A freedom of information request has revealed that a number of women in the UK are having their virginity "repaired" on the National Health Service (NHS). Between 2007 and 2017, at least 109 women had the elective surgery, the Metro reports.
Hymens are thin layers of skin that partially cover the vaginal opening, which often tear during intercourse, tampon insertion, riding a horse, or even vigorous exercise. Hymenoplasty operations involve repairing the hymen by creating scar tissue that will tear the next time a woman has sex.
The procedure takes around half an hour, and can be performed under local or general anesthetic. The freedom of information request has revealed that the NHS has spent at least £35,000 ($47,500) providing the service, the Times reports.
The cost of the service has led to many people and prominent outrage specialists complaining about the service being offered on the NHS.
Before we get our moral outrage hats on (we're looking at you, Daily Mail commenters), let's look at the facts.
First off, let's get it out of the way: The majority of these women were not Muslim by religion. Most were not religious at all, or had a Christian background.
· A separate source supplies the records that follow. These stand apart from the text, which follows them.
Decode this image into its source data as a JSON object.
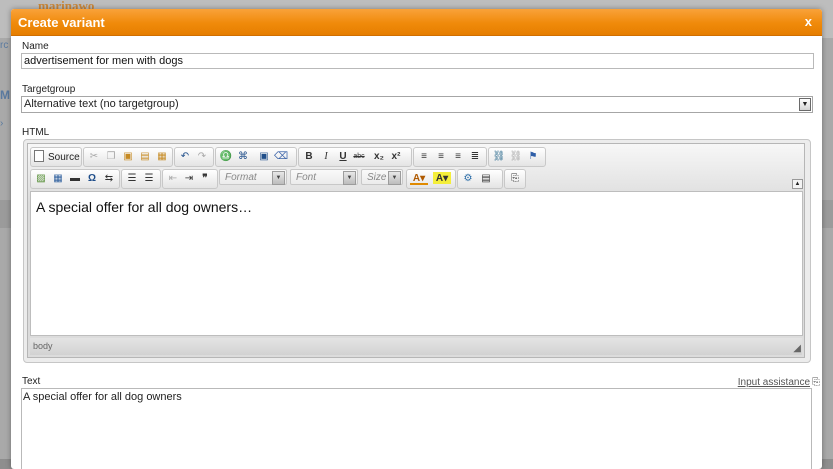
{
  "background": {
    "logo": "marinawo",
    "left_fragments": [
      "rc",
      "M",
      "›"
    ]
  },
  "dialog": {
    "title": "Create variant",
    "close_label": "x",
    "name_label": "Name",
    "name_value": "advertisement for men with dogs",
    "targetgroup_label": "Targetgroup",
    "targetgroup_value": "Alternative text (no targetgroup)",
    "html_label": "HTML",
    "editor": {
      "source_label": "Source",
      "format_placeholder": "Format",
      "font_placeholder": "Font",
      "size_placeholder": "Size",
      "content": "A special offer for all dog owners…",
      "path": "body"
    },
    "text_label": "Text",
    "input_assistance": "Input assistance",
    "text_value": "A special offer for all dog owners"
  },
  "colors": {
    "accent": "#f08a0a",
    "title_text": "#ffffff"
  }
}
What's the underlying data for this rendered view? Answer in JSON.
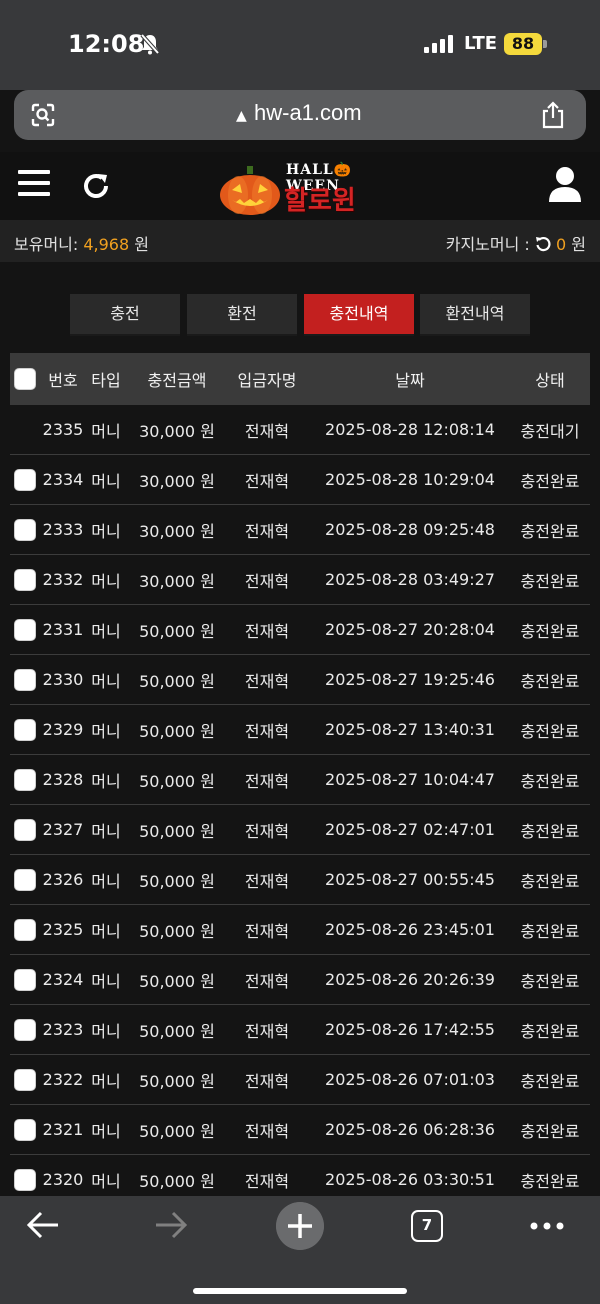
{
  "status_bar": {
    "time": "12:08",
    "network": "LTE",
    "battery": "88"
  },
  "browser": {
    "url": "hw-a1.com",
    "tab_count": "7"
  },
  "header": {
    "logo_top": "HALL🎃WEEN",
    "logo_brand": "할로윈"
  },
  "wallet": {
    "label_left": "보유머니: ",
    "money": "4,968",
    "unit_left": " 원",
    "label_right": "카지노머니 : ",
    "casino": "0",
    "unit_right": " 원"
  },
  "tabs": [
    {
      "label": "충전",
      "active": false
    },
    {
      "label": "환전",
      "active": false
    },
    {
      "label": "충전내역",
      "active": true
    },
    {
      "label": "환전내역",
      "active": false
    }
  ],
  "table": {
    "headers": {
      "no": "번호",
      "type": "타입",
      "amount": "충전금액",
      "name": "입금자명",
      "date": "날짜",
      "status": "상태"
    },
    "rows": [
      {
        "no": "2335",
        "type": "머니",
        "amount": "30,000 원",
        "name": "전재혁",
        "date": "2025-08-28 12:08:14",
        "status": "충전대기",
        "checkbox": false
      },
      {
        "no": "2334",
        "type": "머니",
        "amount": "30,000 원",
        "name": "전재혁",
        "date": "2025-08-28 10:29:04",
        "status": "충전완료",
        "checkbox": true
      },
      {
        "no": "2333",
        "type": "머니",
        "amount": "30,000 원",
        "name": "전재혁",
        "date": "2025-08-28 09:25:48",
        "status": "충전완료",
        "checkbox": true
      },
      {
        "no": "2332",
        "type": "머니",
        "amount": "30,000 원",
        "name": "전재혁",
        "date": "2025-08-28 03:49:27",
        "status": "충전완료",
        "checkbox": true
      },
      {
        "no": "2331",
        "type": "머니",
        "amount": "50,000 원",
        "name": "전재혁",
        "date": "2025-08-27 20:28:04",
        "status": "충전완료",
        "checkbox": true
      },
      {
        "no": "2330",
        "type": "머니",
        "amount": "50,000 원",
        "name": "전재혁",
        "date": "2025-08-27 19:25:46",
        "status": "충전완료",
        "checkbox": true
      },
      {
        "no": "2329",
        "type": "머니",
        "amount": "50,000 원",
        "name": "전재혁",
        "date": "2025-08-27 13:40:31",
        "status": "충전완료",
        "checkbox": true
      },
      {
        "no": "2328",
        "type": "머니",
        "amount": "50,000 원",
        "name": "전재혁",
        "date": "2025-08-27 10:04:47",
        "status": "충전완료",
        "checkbox": true
      },
      {
        "no": "2327",
        "type": "머니",
        "amount": "50,000 원",
        "name": "전재혁",
        "date": "2025-08-27 02:47:01",
        "status": "충전완료",
        "checkbox": true
      },
      {
        "no": "2326",
        "type": "머니",
        "amount": "50,000 원",
        "name": "전재혁",
        "date": "2025-08-27 00:55:45",
        "status": "충전완료",
        "checkbox": true
      },
      {
        "no": "2325",
        "type": "머니",
        "amount": "50,000 원",
        "name": "전재혁",
        "date": "2025-08-26 23:45:01",
        "status": "충전완료",
        "checkbox": true
      },
      {
        "no": "2324",
        "type": "머니",
        "amount": "50,000 원",
        "name": "전재혁",
        "date": "2025-08-26 20:26:39",
        "status": "충전완료",
        "checkbox": true
      },
      {
        "no": "2323",
        "type": "머니",
        "amount": "50,000 원",
        "name": "전재혁",
        "date": "2025-08-26 17:42:55",
        "status": "충전완료",
        "checkbox": true
      },
      {
        "no": "2322",
        "type": "머니",
        "amount": "50,000 원",
        "name": "전재혁",
        "date": "2025-08-26 07:01:03",
        "status": "충전완료",
        "checkbox": true
      },
      {
        "no": "2321",
        "type": "머니",
        "amount": "50,000 원",
        "name": "전재혁",
        "date": "2025-08-26 06:28:36",
        "status": "충전완료",
        "checkbox": true
      },
      {
        "no": "2320",
        "type": "머니",
        "amount": "50,000 원",
        "name": "전재혁",
        "date": "2025-08-26 03:30:51",
        "status": "충전완료",
        "checkbox": true
      }
    ]
  },
  "colors": {
    "accent": "#c3201f",
    "money": "#f0a020"
  }
}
So leave this racist nonsense at the door.
Some of the hospitals kept records of the religion of their patients. Fifteen of these women classed themselves as Christian, 23 had no religion, and two were Muslim.
It's also not a case of women wanting to be "pure" for their husbands.
Hospitals were also able to provide relationship status for 59 of the women. Forty-eight were single, six were married or in a civil partnership, two were divorced, and three did not want to say. Therefore, over 80 percent of the women were single, suggesting they weren't getting the surgery in order to please a specific partner.
These aren't the only terrible assumptions flying around online, with many women having the surgery being called "sluts" by angry men with cartoon profile pictures and 23 followers.
So why do women get the surgery, and why is it offered on the NHS?
Some women are offered the surgery as part of the psychological healing process after being raped or sexually abused, Dr Natalia Novikova told Health24. Under the health authority rules in the UK, women can have the surgery on the NHS for psychological or physical concerns.
"A lot of people have a bad experience for their first time" Harley Street relationship counselor Louise Van der Velde told the Metro. "Maybe because people have been let down by that and it doesn’t end up being what they want, they want to do it again."
This would not be the first option considered by doctors, either. A spokesperson for the Royal College of Obstetricians and Gynaecologists told the Daily Mail that medical professionals should first seek to reassure women about variations in female genitalia and explore the reasons behind the request before suggesting surgery as an option.